“I’m not going to drink tonight. Okay, I’ll have one — but that’s it.” Fast forward to waking up a dusty wreck the next morning, wondering how you lost track of your drinking yet again.
Scientists have swooped to the rescue of us hopeless boozehounds, finding the best way to curb alcohol consumption is simply keeping count of your drinks.
That’s the outcome of a Curtin University study that sought to determine the best “protective behavioural strategy” (aka PBS) to protect you from your boozy self.
Using data collected from participants in a series of online surveys, the Curtin researchers pitted 16 different PBSes against each other to determine which ones lowered alcohol intake over a four-week period.
“The aim of our study was to identify which strategies are most strongly related to reduced alcohol consumption,” explained study co-author Professor Simone Pettigrew, from Curtin’s School of Psychology.
“The results showed that out of the 16 different strategies investigated in this study, 11 were ineffective, four were related to increased alcohol consumption, and only one – counting your drinks – resulted in lower levels of alcohol consumption over time.”
So, to break it down:
The only effective PBS:
- Count the number of drinks you have
This was the only strategy that was linked to significantly decreased alcohol use, although the the overall effect size was still small.
“The ‘counting your drinks’ strategy was effective across various demographic groups, indicating that it could potentially be a strategy used by health organisations hoping to reduce alcohol-related harm in Australia,” Professor Pettigrew said.
The 11 PBSes that didn’t make a difference:
- Drink slowly rather than gulping or sculling
- Make a point of eating while consuming alcohol
- Avoid mixing different types of alcohol in the same drinking session (e.g., beer and wine)
- Avoid trying to “keep up” or “out-drink” others
- Avoid drinking games
- Decide not to exceed a certain number of drinks
- Drink water while drinking alcohol
- Quench your thirst by having a non-alcoholic drink before having alcohol
- Stop drinking at a predetermined time
- Refuse an alcoholic drink you were offered because you didn’t really want it
- Alternate between drinking alcoholic and non-alcoholic drinks
And the four “protective” strategies likely to make you drink more:
- Ask a friend to let you know when you have had enough to drink
- Put extra ice in your drink
- Use a designated driver
- Leave drinking venues at a predetermined time

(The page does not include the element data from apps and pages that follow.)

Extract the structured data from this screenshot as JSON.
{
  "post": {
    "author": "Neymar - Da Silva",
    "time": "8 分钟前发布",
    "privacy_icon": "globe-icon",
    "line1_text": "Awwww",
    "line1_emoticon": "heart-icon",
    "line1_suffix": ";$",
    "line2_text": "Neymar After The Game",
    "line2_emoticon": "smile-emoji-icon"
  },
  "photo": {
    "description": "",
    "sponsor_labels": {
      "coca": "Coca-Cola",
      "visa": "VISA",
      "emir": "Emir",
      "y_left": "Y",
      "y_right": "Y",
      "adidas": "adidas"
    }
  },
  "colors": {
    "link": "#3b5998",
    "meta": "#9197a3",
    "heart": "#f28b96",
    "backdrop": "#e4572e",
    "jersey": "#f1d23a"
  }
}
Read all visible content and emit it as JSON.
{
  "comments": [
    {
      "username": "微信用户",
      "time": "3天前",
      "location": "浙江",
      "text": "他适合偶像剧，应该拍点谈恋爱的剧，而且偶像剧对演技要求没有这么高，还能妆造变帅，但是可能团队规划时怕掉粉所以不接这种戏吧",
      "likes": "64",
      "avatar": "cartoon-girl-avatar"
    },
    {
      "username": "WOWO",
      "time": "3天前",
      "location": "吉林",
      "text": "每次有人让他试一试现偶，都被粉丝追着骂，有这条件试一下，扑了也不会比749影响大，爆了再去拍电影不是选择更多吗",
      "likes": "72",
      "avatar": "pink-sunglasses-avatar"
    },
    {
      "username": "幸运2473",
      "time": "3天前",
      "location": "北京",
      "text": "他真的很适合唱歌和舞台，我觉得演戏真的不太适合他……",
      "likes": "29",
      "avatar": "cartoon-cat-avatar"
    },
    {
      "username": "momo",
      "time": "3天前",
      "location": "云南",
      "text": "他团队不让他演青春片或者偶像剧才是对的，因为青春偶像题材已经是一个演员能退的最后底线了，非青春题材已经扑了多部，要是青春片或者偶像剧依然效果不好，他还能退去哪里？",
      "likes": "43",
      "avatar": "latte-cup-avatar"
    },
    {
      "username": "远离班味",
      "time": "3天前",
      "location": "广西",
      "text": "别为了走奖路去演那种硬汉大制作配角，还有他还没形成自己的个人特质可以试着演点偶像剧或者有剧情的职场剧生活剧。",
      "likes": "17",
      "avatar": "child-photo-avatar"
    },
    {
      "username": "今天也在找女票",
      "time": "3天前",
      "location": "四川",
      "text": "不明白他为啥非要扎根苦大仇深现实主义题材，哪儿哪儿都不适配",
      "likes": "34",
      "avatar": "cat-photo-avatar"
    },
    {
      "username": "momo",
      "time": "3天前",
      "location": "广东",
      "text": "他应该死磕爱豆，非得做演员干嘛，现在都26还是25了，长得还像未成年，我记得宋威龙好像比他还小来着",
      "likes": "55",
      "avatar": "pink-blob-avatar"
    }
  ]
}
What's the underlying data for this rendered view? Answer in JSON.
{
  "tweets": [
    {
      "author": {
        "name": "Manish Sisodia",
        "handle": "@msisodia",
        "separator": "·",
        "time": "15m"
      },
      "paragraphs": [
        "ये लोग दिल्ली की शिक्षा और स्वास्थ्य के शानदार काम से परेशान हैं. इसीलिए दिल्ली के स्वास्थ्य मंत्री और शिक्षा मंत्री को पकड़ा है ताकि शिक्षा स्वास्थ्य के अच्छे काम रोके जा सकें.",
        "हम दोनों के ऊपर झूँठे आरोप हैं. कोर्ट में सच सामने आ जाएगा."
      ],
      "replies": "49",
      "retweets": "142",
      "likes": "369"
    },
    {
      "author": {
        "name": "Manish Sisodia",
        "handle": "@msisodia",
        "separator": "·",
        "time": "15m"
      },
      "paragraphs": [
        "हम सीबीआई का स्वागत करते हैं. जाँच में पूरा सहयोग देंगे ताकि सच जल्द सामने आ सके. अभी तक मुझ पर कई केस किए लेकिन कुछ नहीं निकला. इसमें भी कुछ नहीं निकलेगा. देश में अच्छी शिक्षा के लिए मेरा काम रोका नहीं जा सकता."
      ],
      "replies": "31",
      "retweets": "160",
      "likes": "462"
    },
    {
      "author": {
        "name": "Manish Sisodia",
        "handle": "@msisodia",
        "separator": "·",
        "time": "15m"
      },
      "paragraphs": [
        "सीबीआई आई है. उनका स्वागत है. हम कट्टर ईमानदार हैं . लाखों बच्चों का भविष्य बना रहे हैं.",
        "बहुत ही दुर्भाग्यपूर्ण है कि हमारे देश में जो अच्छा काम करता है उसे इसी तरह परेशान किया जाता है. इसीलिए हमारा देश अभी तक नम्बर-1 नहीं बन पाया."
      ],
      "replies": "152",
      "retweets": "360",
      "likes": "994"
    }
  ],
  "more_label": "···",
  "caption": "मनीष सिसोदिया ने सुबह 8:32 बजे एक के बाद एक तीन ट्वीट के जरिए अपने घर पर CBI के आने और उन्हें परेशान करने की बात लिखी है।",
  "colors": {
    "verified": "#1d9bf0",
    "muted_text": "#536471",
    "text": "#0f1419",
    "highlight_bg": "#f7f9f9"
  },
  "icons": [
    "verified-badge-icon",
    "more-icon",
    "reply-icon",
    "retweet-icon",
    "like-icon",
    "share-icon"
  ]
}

Pettigrew said it’s not yet clear why certain strategies might be less or not effective — although the paper noted one reason could be that setting limits on alcohol consumption makes you crave it more.
Originally Published by Coach, continue reading here.